You have to define your LAN zone and then use the defined IP address range to set up your Stealth Ports Wizard. This will write rules for the LAN that will allow traffic over the LAN to work: Click Firewall>Common Tasks>My Network Zones. On that page, click the Add button, select “A New Network Zone” and give the zone a name like LAN or Home or Trusted and click Apply. On the My Network Zones page, there will be a new entry with the name you gave it and an entry below it (add addresses here). Select that line and click “Add” and choose “A New Address”. Your LAN zone includes the following range: to, so enter that range in the “Range” section and click “Apply”. As a precaution, you should add the individual addresses and, in case your rules don’t allow them already. You will have to do the “Add” process for each of those two addresses. Make sure to click “Apply” on the Add screen and when you are finished, on each parent page where you see “Apply”.
You should take this opportunity to define a Predefined Firewall Policy to allow you to restrict some application to communicate only with your LAN, such as Explorer.exe and system. Add the two policies as follows:
Firewall\Advanced\Predefined Firewall Policies
Allow IP In From In [Local Area Network] To IP Any Where Protocol Is Any
Allow IP Out From IP Any To In [Local Area Network] Where Protocol Is Any
Allow IP In From In [Special & Local Multicast] To IP Any Where Protocol Is Any
Allow IP Out From IP Any To In [Special & Local Multicast] Where Protocol Is Any
Block and Log All Unmatching Requests
o LAN & Outgoing
Allow IP In From In [Local Area Network] To IP Any Where Protocol Is Any
Allow IP Out From IP Any To In [Local Area Network] Where Protocol Is Any
Allow IP In From In [Special & Local Multicast] To IP Any Where Protocol Is Any

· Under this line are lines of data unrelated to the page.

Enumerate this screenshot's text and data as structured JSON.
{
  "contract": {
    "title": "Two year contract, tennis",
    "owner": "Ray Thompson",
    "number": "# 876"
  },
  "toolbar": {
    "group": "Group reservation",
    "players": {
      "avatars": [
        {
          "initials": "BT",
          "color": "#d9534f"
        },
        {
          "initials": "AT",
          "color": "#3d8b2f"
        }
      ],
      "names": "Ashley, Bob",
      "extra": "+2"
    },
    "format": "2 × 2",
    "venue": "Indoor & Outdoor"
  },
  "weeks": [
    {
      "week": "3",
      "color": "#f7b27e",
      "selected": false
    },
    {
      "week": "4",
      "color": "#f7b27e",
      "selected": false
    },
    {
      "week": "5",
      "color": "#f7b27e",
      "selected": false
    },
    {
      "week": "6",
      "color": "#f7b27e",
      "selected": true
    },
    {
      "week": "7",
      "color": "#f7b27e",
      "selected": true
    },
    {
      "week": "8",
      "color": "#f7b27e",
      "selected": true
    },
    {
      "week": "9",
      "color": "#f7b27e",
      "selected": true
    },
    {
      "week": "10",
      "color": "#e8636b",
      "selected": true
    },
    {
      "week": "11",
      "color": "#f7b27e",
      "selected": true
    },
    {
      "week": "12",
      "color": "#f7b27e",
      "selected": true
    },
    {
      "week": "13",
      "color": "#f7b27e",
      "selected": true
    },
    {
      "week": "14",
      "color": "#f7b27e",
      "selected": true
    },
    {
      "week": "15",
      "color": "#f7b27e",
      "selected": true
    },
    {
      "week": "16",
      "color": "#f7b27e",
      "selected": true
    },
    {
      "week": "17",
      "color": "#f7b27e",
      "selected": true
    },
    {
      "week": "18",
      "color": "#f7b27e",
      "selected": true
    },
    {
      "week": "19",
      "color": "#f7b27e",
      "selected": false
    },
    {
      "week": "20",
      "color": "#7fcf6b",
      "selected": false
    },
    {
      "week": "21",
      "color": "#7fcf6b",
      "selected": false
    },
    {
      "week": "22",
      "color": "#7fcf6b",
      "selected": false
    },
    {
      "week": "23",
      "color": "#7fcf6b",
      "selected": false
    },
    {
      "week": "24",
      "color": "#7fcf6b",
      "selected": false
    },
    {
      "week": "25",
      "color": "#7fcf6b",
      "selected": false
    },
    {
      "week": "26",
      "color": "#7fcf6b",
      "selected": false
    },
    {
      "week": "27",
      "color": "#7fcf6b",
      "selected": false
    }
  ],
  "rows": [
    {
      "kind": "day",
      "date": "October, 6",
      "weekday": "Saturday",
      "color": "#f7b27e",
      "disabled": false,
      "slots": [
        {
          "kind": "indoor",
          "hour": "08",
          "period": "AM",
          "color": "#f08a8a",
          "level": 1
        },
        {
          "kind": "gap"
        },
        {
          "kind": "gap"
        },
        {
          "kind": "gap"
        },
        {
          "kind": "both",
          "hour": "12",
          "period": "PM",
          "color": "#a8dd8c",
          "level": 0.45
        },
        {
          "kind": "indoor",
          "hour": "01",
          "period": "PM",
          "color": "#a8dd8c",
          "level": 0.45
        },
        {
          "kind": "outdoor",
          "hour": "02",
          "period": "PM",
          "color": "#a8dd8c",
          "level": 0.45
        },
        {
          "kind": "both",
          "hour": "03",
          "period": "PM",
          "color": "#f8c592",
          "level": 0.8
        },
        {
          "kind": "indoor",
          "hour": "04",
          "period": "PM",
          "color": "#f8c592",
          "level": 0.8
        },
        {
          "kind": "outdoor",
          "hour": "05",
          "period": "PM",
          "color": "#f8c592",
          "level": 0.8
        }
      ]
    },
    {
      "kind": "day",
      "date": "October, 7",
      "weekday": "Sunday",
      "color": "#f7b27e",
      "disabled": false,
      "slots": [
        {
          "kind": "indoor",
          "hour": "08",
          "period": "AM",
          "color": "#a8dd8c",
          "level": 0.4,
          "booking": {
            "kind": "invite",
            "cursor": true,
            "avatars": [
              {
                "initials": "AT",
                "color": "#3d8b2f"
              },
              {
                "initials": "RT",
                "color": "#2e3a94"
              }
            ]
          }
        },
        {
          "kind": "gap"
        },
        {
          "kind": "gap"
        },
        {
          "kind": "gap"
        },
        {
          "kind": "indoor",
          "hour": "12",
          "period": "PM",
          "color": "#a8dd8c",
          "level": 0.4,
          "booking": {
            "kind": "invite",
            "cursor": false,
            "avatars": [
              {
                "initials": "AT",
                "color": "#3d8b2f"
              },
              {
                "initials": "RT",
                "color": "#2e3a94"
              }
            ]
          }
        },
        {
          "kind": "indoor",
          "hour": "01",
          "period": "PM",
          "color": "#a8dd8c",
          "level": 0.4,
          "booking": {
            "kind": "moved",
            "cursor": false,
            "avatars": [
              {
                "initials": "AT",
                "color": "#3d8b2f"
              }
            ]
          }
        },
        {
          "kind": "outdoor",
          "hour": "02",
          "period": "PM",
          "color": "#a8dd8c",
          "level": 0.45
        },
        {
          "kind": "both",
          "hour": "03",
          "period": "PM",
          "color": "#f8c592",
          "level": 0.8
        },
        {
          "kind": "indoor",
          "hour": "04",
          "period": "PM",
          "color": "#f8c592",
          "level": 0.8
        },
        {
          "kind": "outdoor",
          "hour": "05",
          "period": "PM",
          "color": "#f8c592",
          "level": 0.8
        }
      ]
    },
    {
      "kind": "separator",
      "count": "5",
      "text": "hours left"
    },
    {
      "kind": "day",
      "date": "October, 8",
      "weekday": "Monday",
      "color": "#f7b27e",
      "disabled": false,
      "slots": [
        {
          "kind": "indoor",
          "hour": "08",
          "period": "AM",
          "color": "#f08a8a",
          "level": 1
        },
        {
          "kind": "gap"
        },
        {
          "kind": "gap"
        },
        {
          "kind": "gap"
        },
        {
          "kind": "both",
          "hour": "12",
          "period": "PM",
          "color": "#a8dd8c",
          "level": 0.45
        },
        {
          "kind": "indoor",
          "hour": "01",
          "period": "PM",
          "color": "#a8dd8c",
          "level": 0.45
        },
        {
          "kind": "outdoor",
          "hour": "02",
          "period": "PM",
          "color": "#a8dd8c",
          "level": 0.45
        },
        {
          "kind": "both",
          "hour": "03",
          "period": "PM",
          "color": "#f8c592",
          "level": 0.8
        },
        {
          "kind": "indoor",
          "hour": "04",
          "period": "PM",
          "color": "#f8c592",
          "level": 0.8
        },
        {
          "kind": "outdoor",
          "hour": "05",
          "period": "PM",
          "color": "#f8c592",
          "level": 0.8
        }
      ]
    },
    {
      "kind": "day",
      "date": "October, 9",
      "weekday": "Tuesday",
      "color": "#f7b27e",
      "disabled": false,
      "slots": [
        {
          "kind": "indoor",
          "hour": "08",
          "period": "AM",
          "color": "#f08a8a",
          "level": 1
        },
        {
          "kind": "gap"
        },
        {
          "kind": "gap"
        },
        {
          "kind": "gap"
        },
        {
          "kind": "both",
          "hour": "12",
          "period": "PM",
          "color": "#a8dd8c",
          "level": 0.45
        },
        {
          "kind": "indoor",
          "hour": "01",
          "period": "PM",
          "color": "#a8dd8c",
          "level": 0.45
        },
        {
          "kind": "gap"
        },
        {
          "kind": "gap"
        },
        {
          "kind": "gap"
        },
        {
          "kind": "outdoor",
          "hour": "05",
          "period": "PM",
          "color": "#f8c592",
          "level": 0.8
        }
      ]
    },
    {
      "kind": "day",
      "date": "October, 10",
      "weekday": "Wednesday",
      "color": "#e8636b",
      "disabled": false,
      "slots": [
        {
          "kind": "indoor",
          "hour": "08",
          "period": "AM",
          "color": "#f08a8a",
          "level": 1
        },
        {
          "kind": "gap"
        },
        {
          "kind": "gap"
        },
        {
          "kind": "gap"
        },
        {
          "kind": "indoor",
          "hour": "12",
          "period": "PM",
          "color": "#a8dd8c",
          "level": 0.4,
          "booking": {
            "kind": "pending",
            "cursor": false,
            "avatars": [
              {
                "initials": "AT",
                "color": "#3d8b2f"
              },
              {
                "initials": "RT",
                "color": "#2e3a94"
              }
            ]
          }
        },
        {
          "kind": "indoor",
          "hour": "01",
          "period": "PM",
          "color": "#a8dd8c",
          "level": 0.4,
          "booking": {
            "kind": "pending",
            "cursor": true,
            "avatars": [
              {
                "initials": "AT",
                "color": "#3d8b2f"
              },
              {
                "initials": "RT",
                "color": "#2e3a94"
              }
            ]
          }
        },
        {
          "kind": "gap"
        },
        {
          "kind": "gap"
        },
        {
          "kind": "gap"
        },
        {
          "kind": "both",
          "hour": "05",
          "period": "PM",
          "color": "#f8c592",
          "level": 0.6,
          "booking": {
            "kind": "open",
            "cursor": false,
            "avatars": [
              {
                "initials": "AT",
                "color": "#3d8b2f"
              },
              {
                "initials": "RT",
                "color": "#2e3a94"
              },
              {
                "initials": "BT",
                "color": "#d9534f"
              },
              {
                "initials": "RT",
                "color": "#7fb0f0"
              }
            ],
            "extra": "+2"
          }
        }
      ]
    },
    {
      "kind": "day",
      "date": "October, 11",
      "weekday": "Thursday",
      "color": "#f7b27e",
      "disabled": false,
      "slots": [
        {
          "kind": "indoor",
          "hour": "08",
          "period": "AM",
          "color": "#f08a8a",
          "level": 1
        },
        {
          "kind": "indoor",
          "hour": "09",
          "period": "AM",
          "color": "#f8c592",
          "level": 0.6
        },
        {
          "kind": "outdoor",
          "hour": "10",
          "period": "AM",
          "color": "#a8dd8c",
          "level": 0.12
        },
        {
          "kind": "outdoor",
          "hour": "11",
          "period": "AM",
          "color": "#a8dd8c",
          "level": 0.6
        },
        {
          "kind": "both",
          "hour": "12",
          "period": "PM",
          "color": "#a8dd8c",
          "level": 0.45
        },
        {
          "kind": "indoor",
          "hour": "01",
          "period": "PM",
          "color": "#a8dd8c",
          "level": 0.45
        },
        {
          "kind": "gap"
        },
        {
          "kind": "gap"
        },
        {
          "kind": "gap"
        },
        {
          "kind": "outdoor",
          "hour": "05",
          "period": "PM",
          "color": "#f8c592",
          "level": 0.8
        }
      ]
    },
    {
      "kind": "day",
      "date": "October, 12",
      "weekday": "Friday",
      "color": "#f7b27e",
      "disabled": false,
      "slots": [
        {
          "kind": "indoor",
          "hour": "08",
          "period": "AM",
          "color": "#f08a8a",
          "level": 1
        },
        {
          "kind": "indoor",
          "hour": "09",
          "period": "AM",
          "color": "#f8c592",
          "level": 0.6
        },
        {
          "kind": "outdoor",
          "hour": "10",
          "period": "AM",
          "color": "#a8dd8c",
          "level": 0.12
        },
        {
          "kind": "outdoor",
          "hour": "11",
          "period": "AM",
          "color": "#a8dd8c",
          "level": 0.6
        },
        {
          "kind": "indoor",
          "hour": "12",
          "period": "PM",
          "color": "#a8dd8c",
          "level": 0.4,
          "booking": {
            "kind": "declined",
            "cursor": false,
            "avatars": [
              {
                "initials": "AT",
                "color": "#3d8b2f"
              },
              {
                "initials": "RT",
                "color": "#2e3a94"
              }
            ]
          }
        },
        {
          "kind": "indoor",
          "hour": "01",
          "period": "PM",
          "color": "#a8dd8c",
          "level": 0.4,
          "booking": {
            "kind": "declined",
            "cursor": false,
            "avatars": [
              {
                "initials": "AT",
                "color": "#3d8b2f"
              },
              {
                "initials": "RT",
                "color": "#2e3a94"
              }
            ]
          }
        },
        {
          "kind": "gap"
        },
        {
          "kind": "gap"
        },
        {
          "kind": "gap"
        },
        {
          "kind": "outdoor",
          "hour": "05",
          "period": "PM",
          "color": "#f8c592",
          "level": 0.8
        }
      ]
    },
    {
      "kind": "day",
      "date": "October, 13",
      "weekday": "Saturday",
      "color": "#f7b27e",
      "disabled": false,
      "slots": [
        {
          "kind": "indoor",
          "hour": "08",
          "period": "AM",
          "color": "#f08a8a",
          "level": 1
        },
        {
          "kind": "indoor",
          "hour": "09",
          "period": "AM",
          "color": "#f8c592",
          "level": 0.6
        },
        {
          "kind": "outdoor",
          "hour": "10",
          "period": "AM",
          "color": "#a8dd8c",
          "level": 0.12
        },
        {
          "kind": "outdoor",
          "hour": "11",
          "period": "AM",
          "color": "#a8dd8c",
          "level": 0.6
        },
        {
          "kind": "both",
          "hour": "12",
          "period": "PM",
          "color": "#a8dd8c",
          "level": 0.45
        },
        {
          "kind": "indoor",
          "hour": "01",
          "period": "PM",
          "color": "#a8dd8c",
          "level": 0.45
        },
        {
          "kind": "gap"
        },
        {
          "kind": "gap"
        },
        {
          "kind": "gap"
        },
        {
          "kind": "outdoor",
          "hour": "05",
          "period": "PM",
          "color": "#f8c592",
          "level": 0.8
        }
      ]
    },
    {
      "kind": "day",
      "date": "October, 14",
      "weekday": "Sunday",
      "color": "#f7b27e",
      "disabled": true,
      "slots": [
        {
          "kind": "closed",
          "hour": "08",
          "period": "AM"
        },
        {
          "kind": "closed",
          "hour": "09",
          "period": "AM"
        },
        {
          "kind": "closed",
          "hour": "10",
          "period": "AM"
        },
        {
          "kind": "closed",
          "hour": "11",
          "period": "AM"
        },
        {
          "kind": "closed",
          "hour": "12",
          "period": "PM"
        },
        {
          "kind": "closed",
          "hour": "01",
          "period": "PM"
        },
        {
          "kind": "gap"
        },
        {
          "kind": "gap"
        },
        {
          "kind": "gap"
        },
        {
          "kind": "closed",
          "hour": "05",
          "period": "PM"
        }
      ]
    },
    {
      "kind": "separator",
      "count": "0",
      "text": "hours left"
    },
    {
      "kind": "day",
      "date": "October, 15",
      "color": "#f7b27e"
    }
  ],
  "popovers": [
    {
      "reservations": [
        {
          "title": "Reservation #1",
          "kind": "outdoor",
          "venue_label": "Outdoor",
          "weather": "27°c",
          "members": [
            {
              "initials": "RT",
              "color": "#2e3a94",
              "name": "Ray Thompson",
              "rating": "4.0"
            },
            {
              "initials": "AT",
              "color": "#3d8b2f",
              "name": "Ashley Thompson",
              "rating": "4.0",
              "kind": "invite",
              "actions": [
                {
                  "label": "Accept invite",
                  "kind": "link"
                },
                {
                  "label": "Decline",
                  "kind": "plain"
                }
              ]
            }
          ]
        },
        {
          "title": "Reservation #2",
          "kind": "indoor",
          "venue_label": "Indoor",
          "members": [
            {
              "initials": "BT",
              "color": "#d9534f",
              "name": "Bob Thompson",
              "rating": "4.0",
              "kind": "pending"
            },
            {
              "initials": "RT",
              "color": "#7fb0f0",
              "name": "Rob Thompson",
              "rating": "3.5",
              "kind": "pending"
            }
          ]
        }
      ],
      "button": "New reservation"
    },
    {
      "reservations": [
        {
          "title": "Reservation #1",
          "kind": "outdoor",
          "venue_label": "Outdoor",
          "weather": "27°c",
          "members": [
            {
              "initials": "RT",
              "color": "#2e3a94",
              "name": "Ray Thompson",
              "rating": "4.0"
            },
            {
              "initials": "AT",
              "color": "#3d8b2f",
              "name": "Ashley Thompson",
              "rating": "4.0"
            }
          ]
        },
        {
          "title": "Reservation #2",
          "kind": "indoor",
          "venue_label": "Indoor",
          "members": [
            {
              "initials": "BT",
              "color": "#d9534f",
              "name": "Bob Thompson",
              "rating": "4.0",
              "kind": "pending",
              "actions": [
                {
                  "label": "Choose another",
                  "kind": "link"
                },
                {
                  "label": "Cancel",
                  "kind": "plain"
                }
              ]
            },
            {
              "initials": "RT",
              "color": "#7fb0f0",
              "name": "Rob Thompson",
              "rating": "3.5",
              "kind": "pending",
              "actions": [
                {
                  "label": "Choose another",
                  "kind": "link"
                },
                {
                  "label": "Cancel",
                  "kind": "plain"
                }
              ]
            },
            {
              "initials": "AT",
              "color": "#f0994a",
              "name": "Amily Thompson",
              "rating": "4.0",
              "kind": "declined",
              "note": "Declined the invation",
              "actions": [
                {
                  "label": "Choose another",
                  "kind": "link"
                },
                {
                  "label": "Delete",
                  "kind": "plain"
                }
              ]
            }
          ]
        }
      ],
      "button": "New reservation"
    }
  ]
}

Allow IP Out From IP Any To In [Special & Local Multicast] Where Protocol Is Any
Allow TCP or UDP Outgoing Requests
Block and Log All Unmatching Requests
The IP address range for [Special and Multicasting] ports is:
o Special & Local Multicast
IP in
IP in
which you should add to your My Network Zones, if you need it. These ports are not required by most users, so you may want to omit them.
With those two rules defined, you can apply them to some of the applications that are listed on your Firewall>Advanced>Network Security Policy page:
Firewall\Advanced\Network Security Policies\Application Rules
o Svchost - LAN & Outgoing
o System - LAN & Outgoing
o Explorer - LAN
This makes your policies for these applications much tighter.